I'm in love with breakfasts from around the world. When I found my passion for the anglo-saxon culture when I was 10, I was always curious to know how the British started their morning. I specifically remember the day our English teacher told us about it: cornflakes, grapefruit, toast and marmalade was apparently the classic British breakfast! I will always remember my first Sunday breakfast when I was staying with a host family in Ipswich: fried egg, sausage, blood pudding, tomato, mushroom, beans and toast. It was a bit much but I've always been very open minded with food, so I happily devoured it (though the food coma that follows is never fun. I would not recommend it for every day).
I love a pretty table set for breakfast. Simple white china and lots of colors in my food. I'm not always able to do this every day during the week, but when I do, it always puts me in a good mood to start the day with a note of elegance.
Growing up in France, I would always start my breakfast or petit-dejeuner by squeezing the juice of an orange.
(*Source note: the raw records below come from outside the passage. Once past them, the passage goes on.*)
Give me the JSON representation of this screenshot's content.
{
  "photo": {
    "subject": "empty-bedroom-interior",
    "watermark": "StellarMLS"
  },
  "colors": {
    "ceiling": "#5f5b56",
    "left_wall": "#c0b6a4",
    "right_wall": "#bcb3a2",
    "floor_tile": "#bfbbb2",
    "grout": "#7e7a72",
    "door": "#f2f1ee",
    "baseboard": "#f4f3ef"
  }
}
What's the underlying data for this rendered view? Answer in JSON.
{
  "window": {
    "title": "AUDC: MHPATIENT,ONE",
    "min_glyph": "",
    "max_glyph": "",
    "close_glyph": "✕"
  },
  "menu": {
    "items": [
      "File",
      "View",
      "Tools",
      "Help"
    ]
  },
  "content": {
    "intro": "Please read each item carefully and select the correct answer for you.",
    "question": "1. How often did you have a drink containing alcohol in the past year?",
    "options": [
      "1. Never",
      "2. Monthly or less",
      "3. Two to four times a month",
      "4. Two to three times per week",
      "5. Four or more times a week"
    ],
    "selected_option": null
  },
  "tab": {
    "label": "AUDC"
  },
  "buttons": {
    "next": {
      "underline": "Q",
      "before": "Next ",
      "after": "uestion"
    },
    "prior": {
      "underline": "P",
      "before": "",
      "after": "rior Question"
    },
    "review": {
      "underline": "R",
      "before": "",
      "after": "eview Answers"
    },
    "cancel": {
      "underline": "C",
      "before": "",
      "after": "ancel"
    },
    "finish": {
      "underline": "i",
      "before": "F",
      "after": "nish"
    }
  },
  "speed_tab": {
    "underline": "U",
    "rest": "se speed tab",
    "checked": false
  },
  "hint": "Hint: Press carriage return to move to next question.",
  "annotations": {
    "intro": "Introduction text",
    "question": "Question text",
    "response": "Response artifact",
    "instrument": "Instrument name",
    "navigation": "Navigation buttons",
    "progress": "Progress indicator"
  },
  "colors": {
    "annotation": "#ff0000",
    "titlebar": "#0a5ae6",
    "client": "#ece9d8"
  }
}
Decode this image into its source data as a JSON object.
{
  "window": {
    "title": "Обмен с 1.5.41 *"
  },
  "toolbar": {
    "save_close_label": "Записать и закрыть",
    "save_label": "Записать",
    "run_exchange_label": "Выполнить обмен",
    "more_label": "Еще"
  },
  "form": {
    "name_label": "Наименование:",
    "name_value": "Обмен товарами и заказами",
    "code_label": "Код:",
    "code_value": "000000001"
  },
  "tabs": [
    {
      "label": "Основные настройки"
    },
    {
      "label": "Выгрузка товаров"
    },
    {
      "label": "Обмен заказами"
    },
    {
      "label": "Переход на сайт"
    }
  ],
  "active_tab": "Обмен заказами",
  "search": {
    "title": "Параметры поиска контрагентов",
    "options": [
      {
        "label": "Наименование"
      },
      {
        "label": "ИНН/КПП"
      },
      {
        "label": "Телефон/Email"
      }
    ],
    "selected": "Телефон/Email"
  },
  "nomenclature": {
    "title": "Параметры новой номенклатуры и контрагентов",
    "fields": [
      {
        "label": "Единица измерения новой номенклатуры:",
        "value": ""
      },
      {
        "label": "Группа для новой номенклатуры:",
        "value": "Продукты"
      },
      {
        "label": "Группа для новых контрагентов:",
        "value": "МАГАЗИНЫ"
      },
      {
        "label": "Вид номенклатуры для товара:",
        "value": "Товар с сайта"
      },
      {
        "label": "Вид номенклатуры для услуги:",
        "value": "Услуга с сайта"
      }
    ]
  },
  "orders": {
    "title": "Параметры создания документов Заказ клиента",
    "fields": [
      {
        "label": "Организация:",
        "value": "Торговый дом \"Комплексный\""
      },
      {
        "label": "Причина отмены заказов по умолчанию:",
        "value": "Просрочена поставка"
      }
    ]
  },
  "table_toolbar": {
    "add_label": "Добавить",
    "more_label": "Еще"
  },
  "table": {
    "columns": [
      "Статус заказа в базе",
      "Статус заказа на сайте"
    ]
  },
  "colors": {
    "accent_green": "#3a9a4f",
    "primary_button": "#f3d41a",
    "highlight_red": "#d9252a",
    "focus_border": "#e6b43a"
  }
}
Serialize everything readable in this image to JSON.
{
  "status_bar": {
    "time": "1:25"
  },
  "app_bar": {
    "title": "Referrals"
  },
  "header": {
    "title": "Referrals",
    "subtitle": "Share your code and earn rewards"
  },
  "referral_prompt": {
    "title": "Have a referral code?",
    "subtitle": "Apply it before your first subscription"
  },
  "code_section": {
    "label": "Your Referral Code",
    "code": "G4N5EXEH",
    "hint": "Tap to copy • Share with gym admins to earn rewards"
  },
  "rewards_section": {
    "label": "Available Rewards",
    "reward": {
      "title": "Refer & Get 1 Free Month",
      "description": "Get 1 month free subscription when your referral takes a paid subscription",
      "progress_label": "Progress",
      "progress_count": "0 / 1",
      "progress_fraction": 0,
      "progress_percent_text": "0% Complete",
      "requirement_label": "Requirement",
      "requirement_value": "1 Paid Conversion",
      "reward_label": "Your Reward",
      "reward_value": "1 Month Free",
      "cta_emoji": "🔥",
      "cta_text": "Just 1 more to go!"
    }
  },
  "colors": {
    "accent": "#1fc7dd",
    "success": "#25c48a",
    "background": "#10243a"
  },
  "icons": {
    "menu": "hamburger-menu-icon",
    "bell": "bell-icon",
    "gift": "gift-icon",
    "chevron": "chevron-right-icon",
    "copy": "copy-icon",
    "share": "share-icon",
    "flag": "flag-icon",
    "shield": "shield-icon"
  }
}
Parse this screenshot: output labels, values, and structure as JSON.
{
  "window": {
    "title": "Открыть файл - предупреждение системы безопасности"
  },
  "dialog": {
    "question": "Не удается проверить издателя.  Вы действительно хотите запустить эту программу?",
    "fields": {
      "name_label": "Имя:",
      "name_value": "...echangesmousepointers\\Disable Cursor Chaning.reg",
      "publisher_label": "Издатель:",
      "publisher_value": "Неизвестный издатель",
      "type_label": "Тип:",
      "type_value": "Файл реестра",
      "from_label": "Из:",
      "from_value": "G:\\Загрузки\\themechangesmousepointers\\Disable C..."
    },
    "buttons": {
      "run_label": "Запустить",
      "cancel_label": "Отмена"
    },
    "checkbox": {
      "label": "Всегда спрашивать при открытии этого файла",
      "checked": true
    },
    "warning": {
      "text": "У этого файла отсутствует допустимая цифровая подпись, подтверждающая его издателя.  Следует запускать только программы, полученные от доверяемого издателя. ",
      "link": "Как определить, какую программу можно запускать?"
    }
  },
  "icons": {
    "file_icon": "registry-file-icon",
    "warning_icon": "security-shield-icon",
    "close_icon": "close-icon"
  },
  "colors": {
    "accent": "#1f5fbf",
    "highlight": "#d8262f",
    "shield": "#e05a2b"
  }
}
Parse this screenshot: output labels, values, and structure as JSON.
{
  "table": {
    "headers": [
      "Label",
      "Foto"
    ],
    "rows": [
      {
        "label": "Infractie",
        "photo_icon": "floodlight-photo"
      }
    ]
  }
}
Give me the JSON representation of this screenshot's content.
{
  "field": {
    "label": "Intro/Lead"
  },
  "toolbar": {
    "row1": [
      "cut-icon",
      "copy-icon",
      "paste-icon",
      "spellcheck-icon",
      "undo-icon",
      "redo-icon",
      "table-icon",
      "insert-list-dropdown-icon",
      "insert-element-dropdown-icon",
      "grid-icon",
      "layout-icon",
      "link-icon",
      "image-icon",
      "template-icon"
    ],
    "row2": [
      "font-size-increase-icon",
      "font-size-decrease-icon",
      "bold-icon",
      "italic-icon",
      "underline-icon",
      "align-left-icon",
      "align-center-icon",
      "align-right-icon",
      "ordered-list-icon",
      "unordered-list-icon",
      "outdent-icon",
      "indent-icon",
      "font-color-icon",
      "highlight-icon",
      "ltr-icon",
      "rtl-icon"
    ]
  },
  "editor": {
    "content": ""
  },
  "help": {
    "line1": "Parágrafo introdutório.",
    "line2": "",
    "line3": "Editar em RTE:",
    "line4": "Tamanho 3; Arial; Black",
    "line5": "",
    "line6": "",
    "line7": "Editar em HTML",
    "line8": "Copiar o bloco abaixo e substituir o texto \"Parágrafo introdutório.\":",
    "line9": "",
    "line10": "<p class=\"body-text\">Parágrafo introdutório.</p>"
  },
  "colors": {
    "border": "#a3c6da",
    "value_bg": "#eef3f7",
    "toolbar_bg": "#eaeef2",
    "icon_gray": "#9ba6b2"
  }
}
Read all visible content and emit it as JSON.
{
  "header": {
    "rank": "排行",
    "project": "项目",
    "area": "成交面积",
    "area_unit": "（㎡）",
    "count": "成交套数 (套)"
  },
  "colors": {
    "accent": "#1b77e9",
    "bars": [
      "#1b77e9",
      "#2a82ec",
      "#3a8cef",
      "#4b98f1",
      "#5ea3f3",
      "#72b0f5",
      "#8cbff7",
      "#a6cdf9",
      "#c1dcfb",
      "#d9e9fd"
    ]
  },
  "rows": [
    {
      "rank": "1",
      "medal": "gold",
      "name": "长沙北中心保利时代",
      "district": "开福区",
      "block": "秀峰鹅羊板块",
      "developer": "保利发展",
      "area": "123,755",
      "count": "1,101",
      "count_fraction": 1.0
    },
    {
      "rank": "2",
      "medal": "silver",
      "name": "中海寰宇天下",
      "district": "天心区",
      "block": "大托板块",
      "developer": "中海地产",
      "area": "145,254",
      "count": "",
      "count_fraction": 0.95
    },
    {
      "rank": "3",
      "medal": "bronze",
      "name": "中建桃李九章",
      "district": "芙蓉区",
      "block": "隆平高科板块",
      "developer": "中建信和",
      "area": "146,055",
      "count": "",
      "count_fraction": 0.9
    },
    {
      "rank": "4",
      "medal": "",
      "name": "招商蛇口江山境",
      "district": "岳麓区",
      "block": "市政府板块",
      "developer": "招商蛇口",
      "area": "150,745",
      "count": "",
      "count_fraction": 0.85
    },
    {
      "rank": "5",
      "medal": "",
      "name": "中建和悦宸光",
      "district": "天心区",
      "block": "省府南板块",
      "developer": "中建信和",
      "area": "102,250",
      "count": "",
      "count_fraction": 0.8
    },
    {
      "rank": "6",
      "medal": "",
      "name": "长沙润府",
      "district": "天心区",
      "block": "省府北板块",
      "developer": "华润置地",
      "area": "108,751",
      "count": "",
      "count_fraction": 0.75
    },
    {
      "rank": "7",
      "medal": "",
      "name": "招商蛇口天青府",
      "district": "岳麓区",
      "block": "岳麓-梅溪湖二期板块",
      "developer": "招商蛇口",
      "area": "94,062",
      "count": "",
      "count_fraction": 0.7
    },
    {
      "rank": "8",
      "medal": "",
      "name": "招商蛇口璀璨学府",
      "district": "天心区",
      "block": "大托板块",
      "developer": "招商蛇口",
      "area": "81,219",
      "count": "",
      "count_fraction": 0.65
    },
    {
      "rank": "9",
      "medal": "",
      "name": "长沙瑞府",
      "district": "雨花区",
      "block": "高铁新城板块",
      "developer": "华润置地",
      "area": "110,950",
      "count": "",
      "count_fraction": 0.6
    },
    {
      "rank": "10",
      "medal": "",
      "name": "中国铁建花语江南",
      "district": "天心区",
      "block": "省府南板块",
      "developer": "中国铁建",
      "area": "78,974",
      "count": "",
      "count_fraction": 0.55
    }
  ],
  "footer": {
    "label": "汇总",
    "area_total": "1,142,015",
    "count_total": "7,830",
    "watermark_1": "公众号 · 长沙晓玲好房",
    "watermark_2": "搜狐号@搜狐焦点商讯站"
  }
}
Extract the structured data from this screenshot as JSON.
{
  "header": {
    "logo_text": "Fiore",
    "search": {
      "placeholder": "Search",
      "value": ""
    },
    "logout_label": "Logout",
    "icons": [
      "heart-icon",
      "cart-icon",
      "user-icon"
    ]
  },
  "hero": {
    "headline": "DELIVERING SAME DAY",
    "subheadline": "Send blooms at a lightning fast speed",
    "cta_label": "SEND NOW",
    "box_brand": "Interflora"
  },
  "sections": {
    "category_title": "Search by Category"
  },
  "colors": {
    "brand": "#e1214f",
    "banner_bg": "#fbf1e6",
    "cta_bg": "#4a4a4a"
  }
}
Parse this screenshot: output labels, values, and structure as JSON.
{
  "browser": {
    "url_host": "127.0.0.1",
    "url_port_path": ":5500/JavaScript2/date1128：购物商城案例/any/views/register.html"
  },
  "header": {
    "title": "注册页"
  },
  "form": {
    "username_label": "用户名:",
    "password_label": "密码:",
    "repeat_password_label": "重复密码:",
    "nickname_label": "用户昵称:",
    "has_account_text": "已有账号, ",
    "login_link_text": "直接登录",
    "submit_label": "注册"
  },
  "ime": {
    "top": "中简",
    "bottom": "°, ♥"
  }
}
For years and years, I ate bread (usually from a baguette) or biscotte (it's close to a Melba Toast if you like) with butter and jam along with a bowl of chicory coffee - my absolute favorite breakfast drink. Now I add plain yogurt to the menu and often replace the chicory coffee with a cup of Earl Grey.
In France today, most people still have a hot drink: coffee, tea or hot chocolate - a popular one among children. With the Anglo-Saxon influence, cereal has known a huge success, even though bread definitely still is at the center of the table along with butter and jam. Brioche is another item that commonly comes to mind when you think about breakfast in France. It's a rich and lightly sweet bread that we eat plain or along with jam.
So what about croissants you ask? They are most definitely the ultimate petit-dejeuner food, along with the runner-up, pain au chocolat. But because they are so high in fat, most people choose to keep them as an occasional weekend guilty pleasure. It's always a treat in France to surprise the person you live with, by going to the boulangerie to buy freshly baked and warm croissants and pains au chocolat for breakfast.
Saturday was one of these days, where I wished I was back home, to be able to do just that. Even if I can't find croissants as good as I would in France (or maybe I'm not going to the right places in Austin), I like to recreate a French breakfast once in a while. I just hop in the car when I wake up and go buy a fresh baguette and a couple of croissants. I usually always have some good quality butter in the fridge (I like President, an imported brand from France) and Bonne Maman fruit preserves, which I find everywhere now in the US. I try to bring back my favorite chicory coffee brand back from France but otherwise I use Cafe Du Monde in the US, which I serve with milk only (and sugar of course).
Needless to say, Saturday's breakfast hit the right spot. But I'm always curious to learn more about other breakfasts. So this is an open call to all you readers from around the world! Tell me what you eat for your petit-dejeuner, and feed my curiosity.